Throughout the book, there is sense of naivete. There are comments interspersed throughout the book that reflect Salisbury?s lack of understanding of the current situation. Salisbury may know an extensive amount of Chinese history, but it doesn?t appear that he knows much the current atmosphere and views that are appearing at the time of the Tiananmen Square demonstrations. He doesn?t appear to know what the students are feeling or why they are demonstrating. For instance, ?I am sure that a lot of those the TV is now calling bandits are unemployed youth. They have nothing to do, and the excitement of brisk rock throwing or setting buses on fire would attract them? . There is also his statement that, ?Frankly, I can?t believe the country is that shook up? . This blatant Western ignorance of the current Chinese situation should not have made it to print. So why did it?
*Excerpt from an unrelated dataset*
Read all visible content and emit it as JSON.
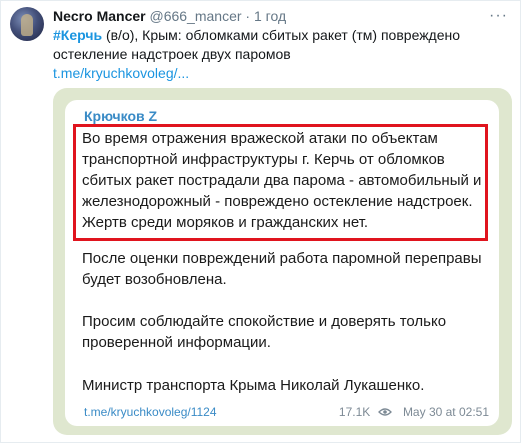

Ultimately, I believe that this book is worth reading for its detailed chronology and portrayal of what was going on. This diary is not a summary, but an event by event account of Tiananmen Square and the countryside reaction. He is able to give the reader a timetable in order to orient themselves to the situation. He is also able to give a good portrayal of what people outside of Beijing have heard and what they are feeling. This point of view from outside the city, from the country, is often neglected in other readings about Tiananmen Square. In addition, Salisbury was a distinguished writer and his knowledge of Chinese history is helpful. However, his significant naivete of the reasoning behind the demonstrations and his lack of major interest outside of his project are drawbacks. Salisbury even comments that ?I am going to take a shower and purge the dust of China from my body? . In order to understand what happened in China during the Tiananmen Square demonstrations, a person needs to understand the students. They need to understand Mao?s concept of constant revolution and how the Communist Party has seemed to have forgotten that. China has to remember its entire past and not just what has been told to them or what they want to remember. A true revolution will only occur when the entire society is ready, but let us not forget that these nudges of demonstrations are stepping-stones to the future and to change.